Joel is playing with ordered lists of integers in the following way. He starts out with an ordered list of nonnegative integers. Then, he counts the number of $0$’s, $1$’s, $2$’s, and so on in the list, writing the counts out as a new list. He stops counting when he has counted everything in the previous list. Then he takes the second list and applies the same process to get a third list. He repeats this process indefinitely.

For example, he could start out with the ordered list $(0, 0, 0, 2)$. He counts three $0$’s, zero $1$’s, and one $2$, and then stops counting, so the second list is $(3, 0, 1)$ In the second list, he counts one $0$, one $1$, zero $2$’s, and one $3$, so the third list is $(1, 1, 0, 1)$. Then he counts one $0$ and three $1$’s, so the fourth list is $(1, 3)$. Here are the first few lists he writes down: $(0,0, 0, 2) \longrightarrow (3, 0,1) \longrightarrow (1, 1, 0, 1) \longrightarrow (1, 3) \longrightarrow \cdots$ If instead he started with $(0, 0)$, he would write down: $(0, 0) \longrightarrow (2) \longrightarrow (0, 0, 1) \longrightarrow (2, 1) \longrightarrow \cdots$ If Joel starts out with an arbitrary list of nonnegative integers and then continues this process, there are certain lists $(m, n)$ of length two that he might end up writing an infinite number of times.
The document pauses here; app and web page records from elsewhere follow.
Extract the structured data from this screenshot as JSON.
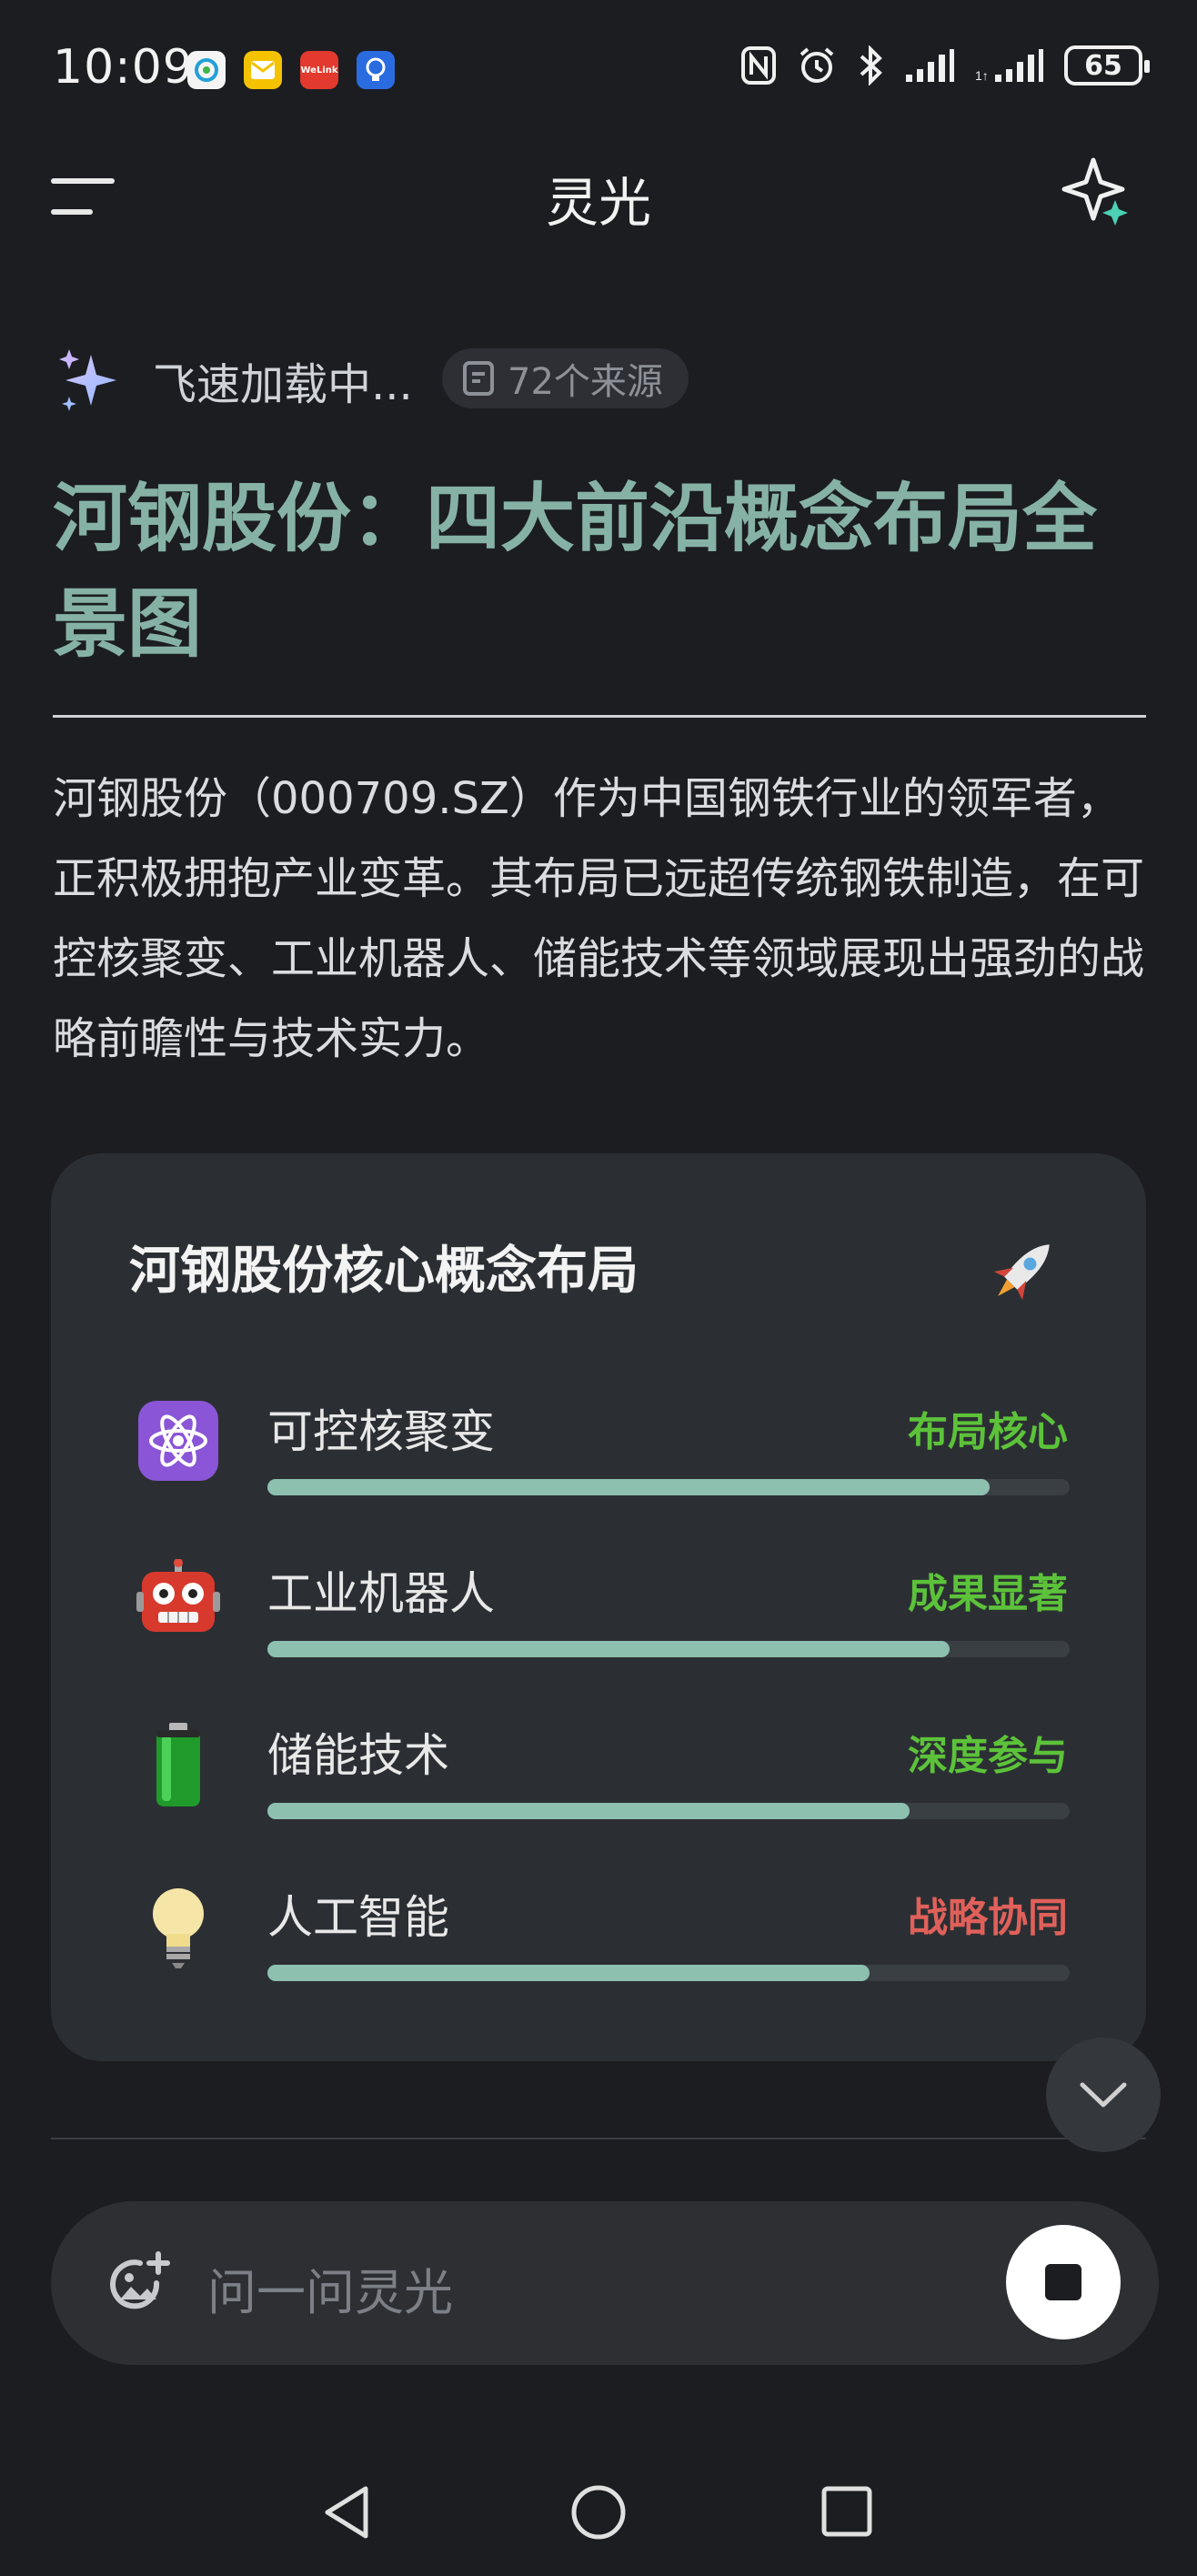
{
  "status_bar": {
    "time": "10:09",
    "notification_icons": [
      "china-mobile-icon",
      "mail-icon",
      "welink-icon",
      "bulb-app-icon"
    ],
    "welink_label": "WeLink",
    "system_icons": [
      "nfc-icon",
      "alarm-icon",
      "bluetooth-icon",
      "signal-icon",
      "signal-2-icon"
    ],
    "battery": "65"
  },
  "header": {
    "title": "灵光",
    "menu_icon": "menu-icon",
    "new_chat_icon": "sparkle-icon"
  },
  "response": {
    "loading_text": "飞速加载中...",
    "sources_chip": "72个来源",
    "headline": "河钢股份：四大前沿概念布局全景图",
    "paragraph": "河钢股份（000709.SZ）作为中国钢铁行业的领军者，正积极拥抱产业变革。其布局已远超传统钢铁制造，在可控核聚变、工业机器人、储能技术等领域展现出强劲的战略前瞻性与技术实力。"
  },
  "card": {
    "title": "河钢股份核心概念布局",
    "title_icon": "rocket-icon",
    "items": [
      {
        "label": "可控核聚变",
        "status": "布局核心",
        "status_color": "#5cc23a",
        "icon": "atom-icon",
        "progress": 0.9
      },
      {
        "label": "工业机器人",
        "status": "成果显著",
        "status_color": "#5cc23a",
        "icon": "robot-icon",
        "progress": 0.85
      },
      {
        "label": "储能技术",
        "status": "深度参与",
        "status_color": "#5cc23a",
        "icon": "battery-icon",
        "progress": 0.8
      },
      {
        "label": "人工智能",
        "status": "战略协同",
        "status_color": "#e0605a",
        "icon": "lightbulb-icon",
        "progress": 0.75
      }
    ]
  },
  "input": {
    "placeholder": "问一问灵光"
  },
  "colors": {
    "background": "#1c1d21",
    "accent_teal": "#86b2a6",
    "progress_fill": "#8dc0af",
    "status_green": "#5cc23a",
    "status_red": "#e0605a"
  }
}
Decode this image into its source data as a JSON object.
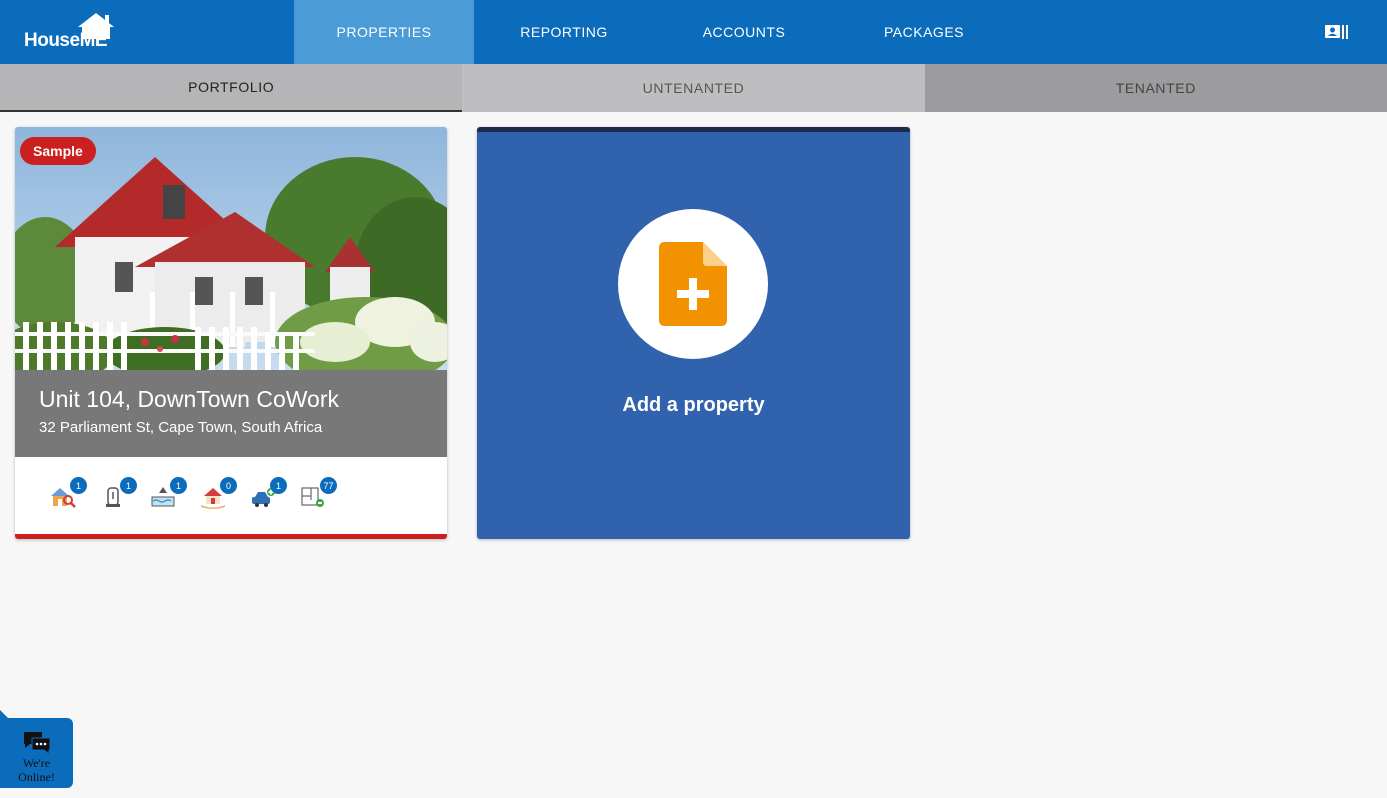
{
  "brand": {
    "logo_text_a": "House",
    "logo_text_b": "ME"
  },
  "nav": {
    "tabs": [
      {
        "label": "PROPERTIES",
        "active": true
      },
      {
        "label": "REPORTING",
        "active": false
      },
      {
        "label": "ACCOUNTS",
        "active": false
      },
      {
        "label": "PACKAGES",
        "active": false
      }
    ],
    "account_icon": "account-card-icon"
  },
  "subtabs": [
    {
      "label": "PORTFOLIO",
      "active": true
    },
    {
      "label": "UNTENANTED",
      "active": false
    },
    {
      "label": "TENANTED",
      "active": false
    }
  ],
  "property": {
    "badge": "Sample",
    "title": "Unit 104, DownTown CoWork",
    "address": "32 Parliament St, Cape Town, South Africa",
    "stats": [
      {
        "icon": "house-search-icon",
        "count": "1"
      },
      {
        "icon": "water-heater-icon",
        "count": "1"
      },
      {
        "icon": "pool-icon",
        "count": "1"
      },
      {
        "icon": "house-hand-icon",
        "count": "0"
      },
      {
        "icon": "car-add-icon",
        "count": "1"
      },
      {
        "icon": "floor-plan-icon",
        "count": "77"
      }
    ]
  },
  "add_property": {
    "label": "Add a property",
    "icon": "file-plus-icon"
  },
  "chat": {
    "line1": "We're",
    "line2": "Online!"
  },
  "colors": {
    "nav_blue": "#0c6cbc",
    "active_tab": "#4b9bd6",
    "add_card": "#3162ad",
    "sample_red": "#cc1f1f",
    "file_orange": "#f39200"
  }
}
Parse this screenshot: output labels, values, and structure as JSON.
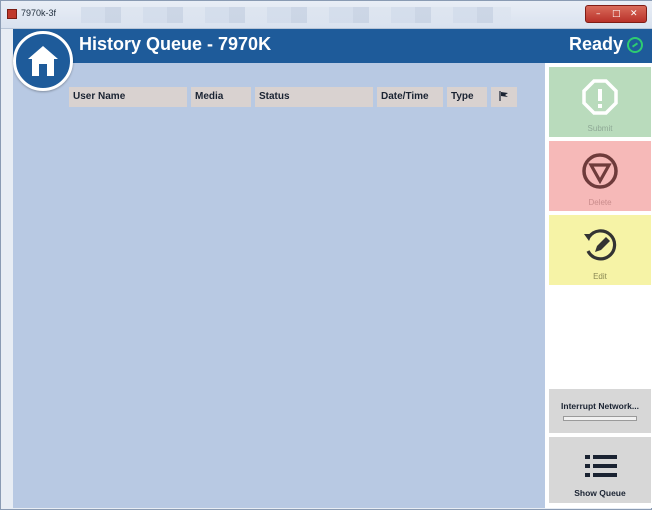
{
  "window": {
    "title": "7970k-3f"
  },
  "header": {
    "title": "History Queue - 7970K",
    "status": "Ready"
  },
  "table": {
    "columns": [
      "User Name",
      "Media",
      "Status",
      "Date/Time",
      "Type"
    ],
    "rows": []
  },
  "actions": {
    "submit_label": "Submit",
    "delete_label": "Delete",
    "edit_label": "Edit",
    "interrupt_label": "Interrupt Network...",
    "show_queue_label": "Show Queue"
  },
  "colors": {
    "header_blue": "#1e5b9a",
    "submit_bg": "#b9dbbc",
    "delete_bg": "#f6b9b8",
    "edit_bg": "#f6f3a6",
    "ready_green": "#2ecc71"
  }
}
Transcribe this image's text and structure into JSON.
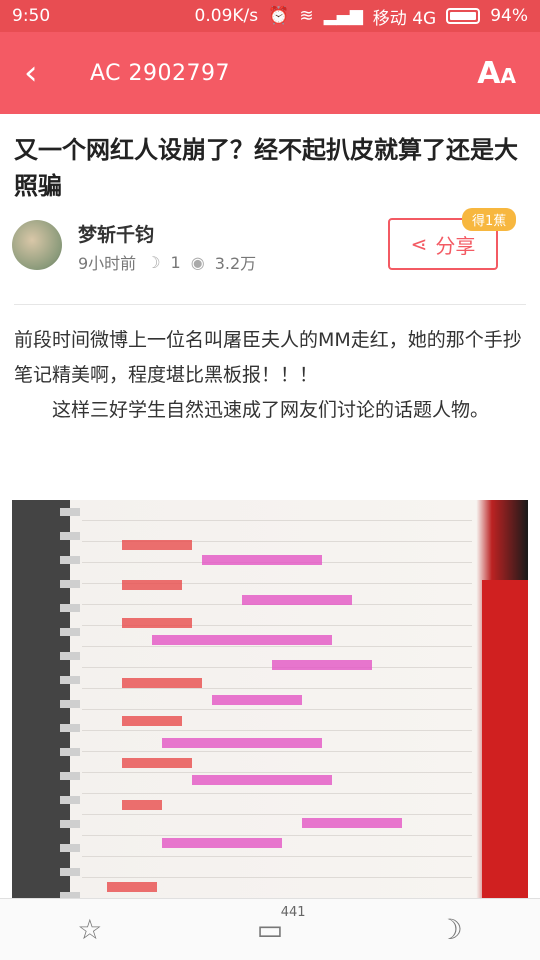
{
  "status": {
    "time": "9:50",
    "speed": "0.09K/s",
    "carrier": "移动 4G",
    "battery": "94%"
  },
  "header": {
    "title": "AC 2902797"
  },
  "article": {
    "title": "又一个网红人设崩了？经不起扒皮就算了还是大照骗",
    "author": "梦斩千钧",
    "time_ago": "9小时前",
    "banana_count": "1",
    "views": "3.2万",
    "share_label": "分享",
    "reward_badge": "得1蕉",
    "paragraph1": "前段时间微博上一位名叫屠臣夫人的MM走红，她的那个手抄笔记精美啊，程度堪比黑板报！！！",
    "paragraph2": "这样三好学生自然迅速成了网友们讨论的话题人物。"
  },
  "bottom_bar": {
    "comments": "441"
  },
  "colors": {
    "accent": "#f45a64",
    "status_bar": "#e84d52",
    "badge": "#f7b73f",
    "highlight": "#e455c4"
  },
  "icons": [
    "back-arrow-icon",
    "font-size-icon",
    "share-icon",
    "star-icon",
    "comment-icon",
    "banana-icon",
    "eye-icon"
  ]
}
Find all such pairs $(m, n)$.

## Solution

Answer: All pairs of $(m, n)$ work.

Proof: First, note that $(2, 2)$ repeats forever: $$(2, 2)\to (0, 0, 2)\to (0, 0, 1)\to (2, 1)\to (0, 1, 1)\to (1,2)\to (0, 1, 1)\qquad (1)$$ Now suppose we have $m\ne n$. Let $M =\max(m, n)$ We get $$(m, n)\to (0, 0, \dots, 0, 1, 0, \dots, 0, 1)\to (M-1, 2)\to \cdots \to (M-2, 2) \to \cdots \to (2, 2)\qquad (2)$$ Otherwise, $m=n$. If $n > 1$ then $$(n, n)\to (0, 0, \dots, 0, 2)\to (n, 0, 1)\to (1, 1, 0, \dots, 0, 1)\to (n-2, 3)$$ If $n=5$ we get $$(3,3)\to (1,3) \to \text{Apply (2)} \to (2, 2)$$ Otherwise we get $$(n-2, 3)\to\text{Apply (2)} \to (2, 2)$$ Our final case is if $n = 1$. Then we have $$(1, 1)\to (0, 2)\to (0, 0, 1)$$ which we know repeats from $(1)$.

Therefore, for all $(m, n)$ it will repeat forever.